Overall, it's important to remember that improving diet and lifestyle will lower triglycerides and lower the overall risk of heart and blood vessel problems.

Although finding out that you have high triglycerides might be upsetting, there's a lot you can do on your own to lower them. Making changes to your lifestyle can have a dramatic benefit. Here are some suggestions:

  • Get more physical activity.Exercise can have a big impact on triglyceride levels. Experts recommend that everybody get at least 30 minutes of exercise at least five times a week. If you're out of shape, start slowly. Begin with a quick walk three times a week and then build up from there.
  • Lose some weight. If you're overweight or obese, shed a few pounds and try to maintain an ideal body weight. Exercise will help, but you also need to focus on diet. The key is to eat fewer calories -- whether they come from fats, carbs, or protein. Focus on a diet that's high in fruits, vegetables, lean proteins, and low-fat dairy products. Cutting down on sugary foods -- like sodas -- could really help, too.
  • Choose better fats. Pay more attention to the fats you eat. Eat fewer foods with unhealthy fats (found in meat, butter, and cheese) and trans fats (in processed foods and margarines), as well as cholesterol. Boost your intake of healthy monounsaturated and polyunsaturated fats, which are found in olive oil, nuts, and some fish. Studies have found that the omega-3s in fatty fish -- like tuna, salmon, mackerel, and sardines -- are particularly good at lowering triglyceride levels. Because even healthy fats are high in calories, you still need to eat these foods in moderation.
  • Cut down on alcohol. Even small amounts of alcohol seem to cause big spikes in triglyceride levels. Limit alcohol intake to one drink a day.

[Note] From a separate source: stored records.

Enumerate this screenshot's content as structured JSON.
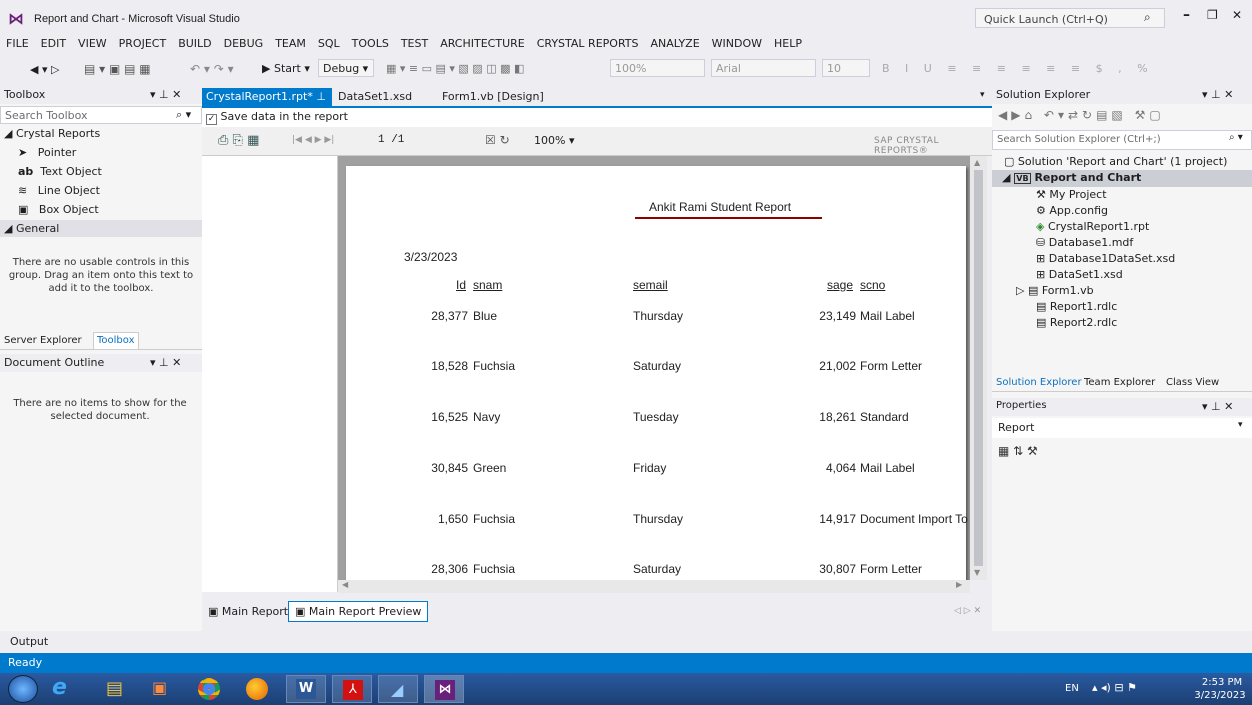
{
  "window": {
    "title": "Report and Chart - Microsoft Visual Studio",
    "quick_launch": "Quick Launch (Ctrl+Q)"
  },
  "menu": [
    "FILE",
    "EDIT",
    "VIEW",
    "PROJECT",
    "BUILD",
    "DEBUG",
    "TEAM",
    "SQL",
    "TOOLS",
    "TEST",
    "ARCHITECTURE",
    "CRYSTAL REPORTS",
    "ANALYZE",
    "WINDOW",
    "HELP"
  ],
  "toolbar": {
    "start": "Start",
    "config": "Debug",
    "zoom": "100%",
    "font": "Arial",
    "size": "10"
  },
  "toolbox": {
    "title": "Toolbox",
    "search": "Search Toolbox",
    "group_crystal": "Crystal Reports",
    "items": [
      "Pointer",
      "Text Object",
      "Line Object",
      "Box Object"
    ],
    "group_general": "General",
    "empty_msg": "There are no usable controls in this group. Drag an item onto this text to add it to the toolbox.",
    "tab_server": "Server Explorer",
    "tab_toolbox": "Toolbox"
  },
  "doc_outline": {
    "title": "Document Outline",
    "empty_msg": "There are no items to show for the selected document."
  },
  "tabs": {
    "active": "CrystalReport1.rpt*",
    "tab2": "DataSet1.xsd",
    "tab3": "Form1.vb [Design]"
  },
  "save_data": "Save data in the report",
  "viewer": {
    "page": "1 /1",
    "zoom": "100%",
    "brand": "SAP CRYSTAL REPORTS®"
  },
  "report": {
    "title": "Ankit Rami Student Report",
    "date": "3/23/2023",
    "headers": {
      "id": "Id",
      "sname": "snam",
      "semail": "semail",
      "sage": "sage",
      "scno": "scno"
    },
    "rows": [
      {
        "id": "28,377",
        "sname": "Blue",
        "semail": "Thursday",
        "sage": "23,149",
        "scno": "Mail Label"
      },
      {
        "id": "18,528",
        "sname": "Fuchsia",
        "semail": "Saturday",
        "sage": "21,002",
        "scno": "Form Letter"
      },
      {
        "id": "16,525",
        "sname": "Navy",
        "semail": "Tuesday",
        "sage": "18,261",
        "scno": "Standard"
      },
      {
        "id": "30,845",
        "sname": "Green",
        "semail": "Friday",
        "sage": "4,064",
        "scno": "Mail Label"
      },
      {
        "id": "1,650",
        "sname": "Fuchsia",
        "semail": "Thursday",
        "sage": "14,917",
        "scno": "Document Import To"
      },
      {
        "id": "28,306",
        "sname": "Fuchsia",
        "semail": "Saturday",
        "sage": "30,807",
        "scno": "Form Letter"
      }
    ]
  },
  "bottom_tabs": {
    "main": "Main Report",
    "preview": "Main Report Preview"
  },
  "solution": {
    "title": "Solution Explorer",
    "search": "Search Solution Explorer (Ctrl+;)",
    "root": "Solution 'Report and Chart' (1 project)",
    "project": "Report and Chart",
    "items": [
      "My Project",
      "App.config",
      "CrystalReport1.rpt",
      "Database1.mdf",
      "Database1DataSet.xsd",
      "DataSet1.xsd",
      "Form1.vb",
      "Report1.rdlc",
      "Report2.rdlc"
    ],
    "tabs": [
      "Solution Explorer",
      "Team Explorer",
      "Class View"
    ]
  },
  "properties": {
    "title": "Properties",
    "object": "Report"
  },
  "output": "Output",
  "status": "Ready",
  "taskbar": {
    "lang": "EN",
    "time": "2:53 PM",
    "date": "3/23/2023"
  },
  "colors": {
    "statusbar": "#007acc",
    "accent": "#007acc",
    "taskbar": "#1c3f73",
    "report_line": "#8b0000"
  }
}
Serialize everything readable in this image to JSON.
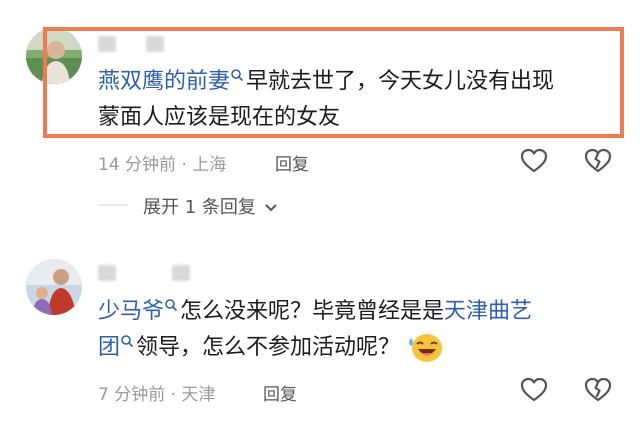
{
  "comments": [
    {
      "username": "燕双鹰的前妻",
      "text_line1": "早就去世了，今天女儿没有出现",
      "text_line2": "蒙面人应该是现在的女友",
      "time": "14 分钟前 · 上海",
      "reply_label": "回复",
      "expand_label": "展开 1 条回复"
    },
    {
      "username": "少马爷",
      "text_line1_a": "怎么没来呢？毕竟曾经是是",
      "link_a": "天津曲艺",
      "link_b": "团",
      "text_line2": "领导，怎么不参加活动呢？",
      "time": "7 分钟前 · 天津",
      "reply_label": "回复"
    }
  ],
  "colors": {
    "highlight": "#f07a52",
    "name": "#2f5fb3",
    "meta": "#9a9a9a"
  },
  "icons": [
    "magnifier-icon",
    "heart-icon",
    "broken-heart-icon",
    "chevron-down-icon",
    "laughing-emoji"
  ]
}
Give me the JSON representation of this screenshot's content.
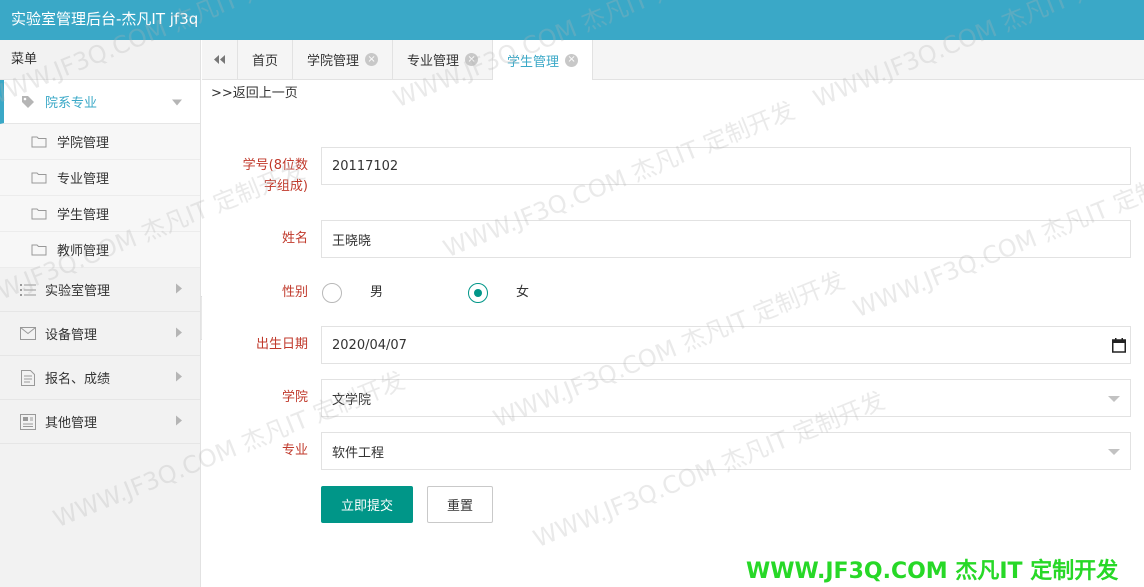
{
  "app": {
    "title": "实验室管理后台-杰凡IT jf3q"
  },
  "sidebar": {
    "header": "菜单",
    "groups": [
      {
        "label": "院系专业",
        "icon": "tag-icon",
        "expanded": true,
        "items": [
          {
            "label": "学院管理",
            "icon": "folder-icon"
          },
          {
            "label": "专业管理",
            "icon": "folder-icon"
          },
          {
            "label": "学生管理",
            "icon": "folder-icon"
          },
          {
            "label": "教师管理",
            "icon": "folder-icon"
          }
        ]
      },
      {
        "label": "实验室管理",
        "icon": "list-icon"
      },
      {
        "label": "设备管理",
        "icon": "mail-icon"
      },
      {
        "label": "报名、成绩",
        "icon": "document-icon"
      },
      {
        "label": "其他管理",
        "icon": "report-icon"
      }
    ]
  },
  "tabs": {
    "items": [
      {
        "label": "首页",
        "closable": false,
        "active": false
      },
      {
        "label": "学院管理",
        "closable": true,
        "active": false
      },
      {
        "label": "专业管理",
        "closable": true,
        "active": false
      },
      {
        "label": "学生管理",
        "closable": true,
        "active": true
      }
    ]
  },
  "page": {
    "back_link": ">>返回上一页"
  },
  "form": {
    "student_id": {
      "label_line1": "学号(8位数",
      "label_line2": "字组成)",
      "value": "20117102"
    },
    "name": {
      "label": "姓名",
      "value": "王晓晓"
    },
    "gender": {
      "label": "性别",
      "options": [
        "男",
        "女"
      ],
      "selected": "女"
    },
    "birth_date": {
      "label": "出生日期",
      "value": "2020/04/07"
    },
    "college": {
      "label": "学院",
      "value": "文学院"
    },
    "major": {
      "label": "专业",
      "value": "软件工程"
    },
    "submit_label": "立即提交",
    "reset_label": "重置"
  },
  "watermark": {
    "text": "WWW.JF3Q.COM 杰凡IT 定制开发"
  },
  "colors": {
    "header": "#3aa8c7",
    "accent": "#3aa8c7",
    "primary_button": "#009688",
    "label_red": "#c0392b",
    "brand_green": "#27d827"
  }
}
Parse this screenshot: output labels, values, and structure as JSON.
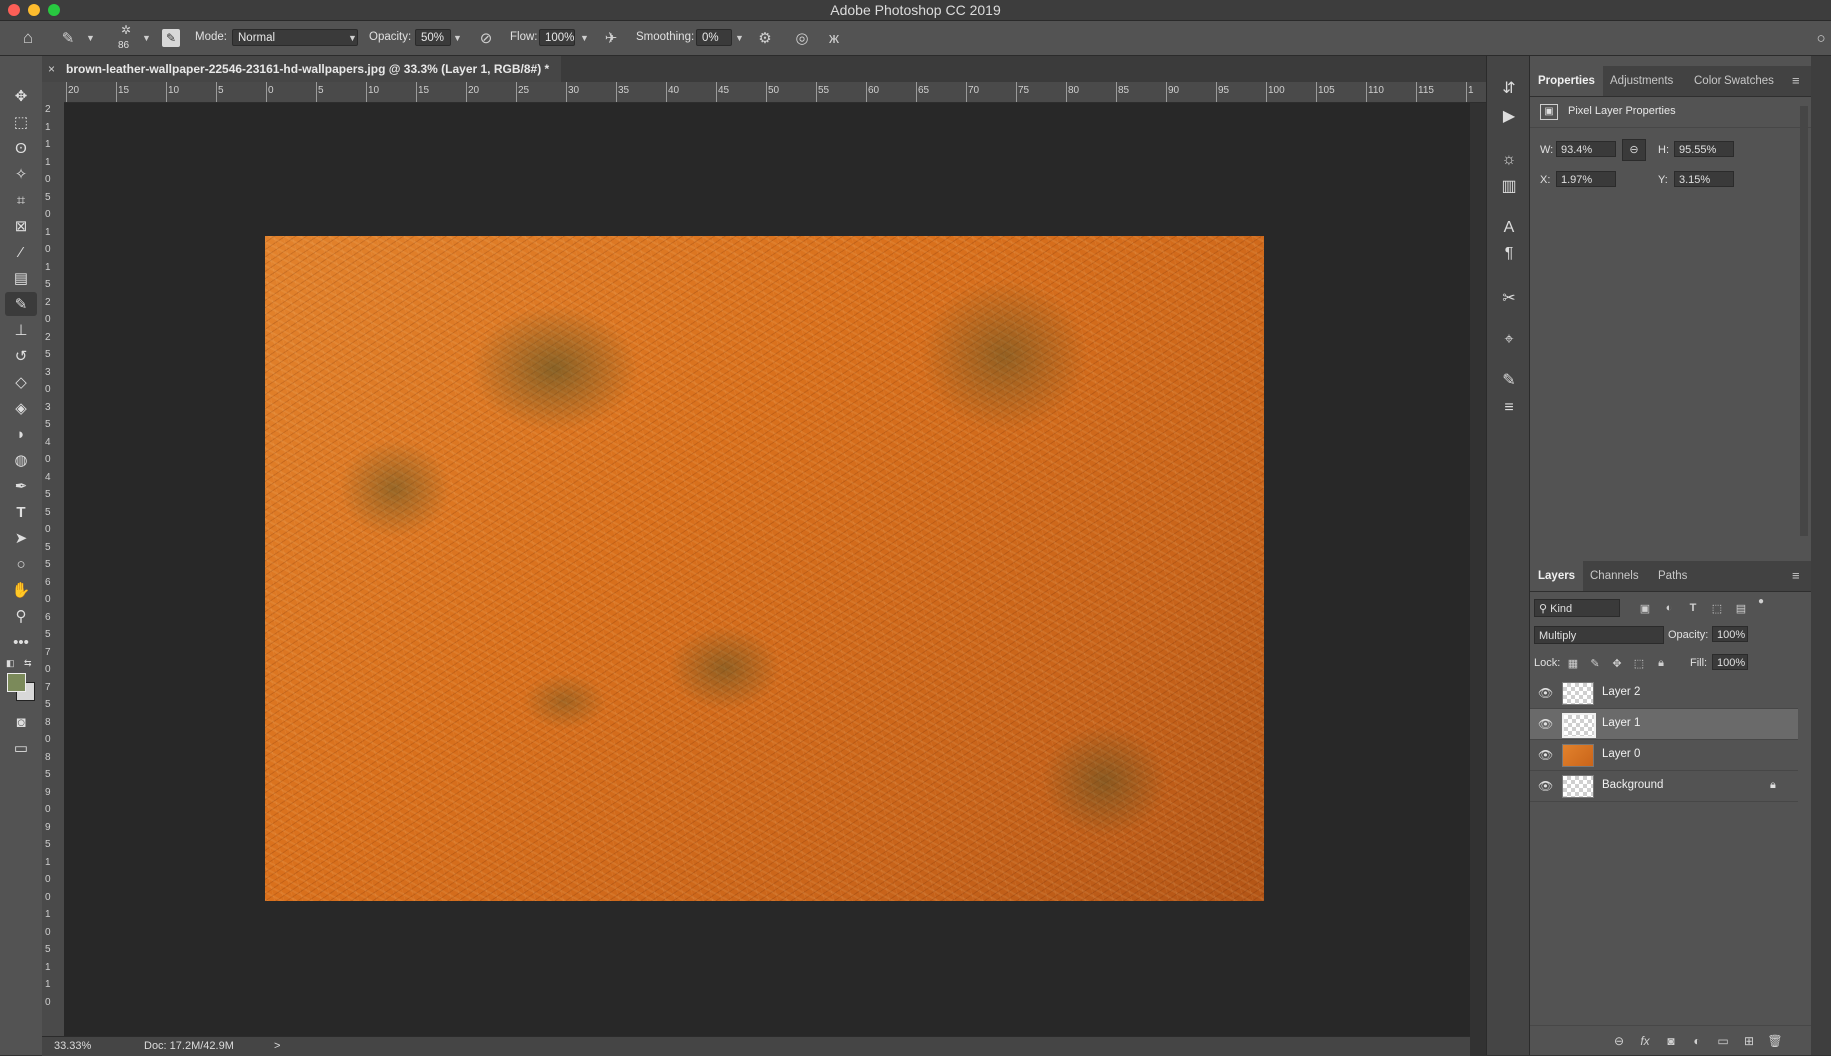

People with heart disease and high triglycerides may need medication to bring down their levels.

  • Fibrates can lower triglycerides. They modestly improve cholesterol levels, too.
  • Fish oil with omega-3 fatty acids can help keep triglycerides under control. Ask your doctor whether you should use prescription fish oil. Omega-3 acids from plant sources like flaxseed may help.
  • Niacin (nicotinic acid) can lower triglycerides by up to 50%. It's available as a non-prescription supplement and as a prescription drug.

Remember that to stay healthy and keep your triglycerides down, you still have to focus on improving your lifestyle.

When you talk to your doctor, discuss all of the medicines, supplements, and vitamins you take. Some common drugs -- like beta-blockers, birth control pills, and diuretics -- can cause high triglycerides as a side effect. It's possible that one of them could be causing your problem.

When it comes to cholesterol and triglycerides, perhaps the most important thing is to get regular screenings.

See your doctor and get checked out. If your triglycerides are high, you and your doctor can decide on a treatment plan -- and you can make a few simple but effective changes to your lifestyle.

If you’re a healthy adult, you should get a lipid profile every 4-6 years. Children should have it done at least once between the ages of 9 and 11, and one more time between 17 and 21. If you’re making changes to your diet or taking medication for high cholesterol or triglycerides, experts advise you to get a lipid profile afterward.